_What you have to do:_ Your task is to copy each line of the records that includes the string "period".

_Data:_
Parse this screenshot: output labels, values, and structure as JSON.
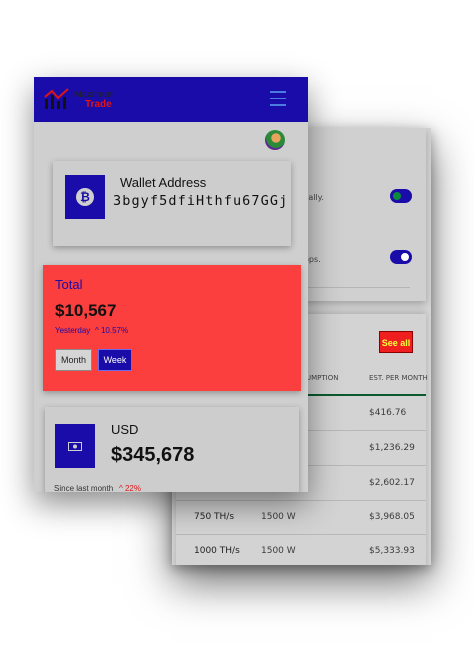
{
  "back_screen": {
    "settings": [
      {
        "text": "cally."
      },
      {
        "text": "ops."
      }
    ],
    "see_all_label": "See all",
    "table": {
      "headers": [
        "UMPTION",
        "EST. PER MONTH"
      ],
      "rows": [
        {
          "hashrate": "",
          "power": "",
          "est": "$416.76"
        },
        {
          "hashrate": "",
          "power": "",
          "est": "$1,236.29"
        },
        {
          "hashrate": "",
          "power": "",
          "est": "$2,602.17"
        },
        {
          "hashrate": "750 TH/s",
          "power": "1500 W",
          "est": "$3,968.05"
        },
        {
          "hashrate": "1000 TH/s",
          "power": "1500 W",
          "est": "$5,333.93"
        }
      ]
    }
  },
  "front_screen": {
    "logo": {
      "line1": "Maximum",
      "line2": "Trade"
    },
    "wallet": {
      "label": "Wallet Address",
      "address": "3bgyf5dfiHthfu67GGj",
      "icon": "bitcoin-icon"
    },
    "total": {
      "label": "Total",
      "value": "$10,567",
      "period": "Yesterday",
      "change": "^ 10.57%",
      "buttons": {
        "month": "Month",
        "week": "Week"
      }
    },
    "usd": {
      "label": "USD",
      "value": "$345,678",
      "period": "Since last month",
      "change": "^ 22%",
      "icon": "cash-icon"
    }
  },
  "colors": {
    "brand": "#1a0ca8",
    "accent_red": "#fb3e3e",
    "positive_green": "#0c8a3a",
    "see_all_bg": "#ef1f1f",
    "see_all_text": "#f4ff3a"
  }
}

_Response to the exercise:_
      "period": "Yesterday",
      "period": "Since last month",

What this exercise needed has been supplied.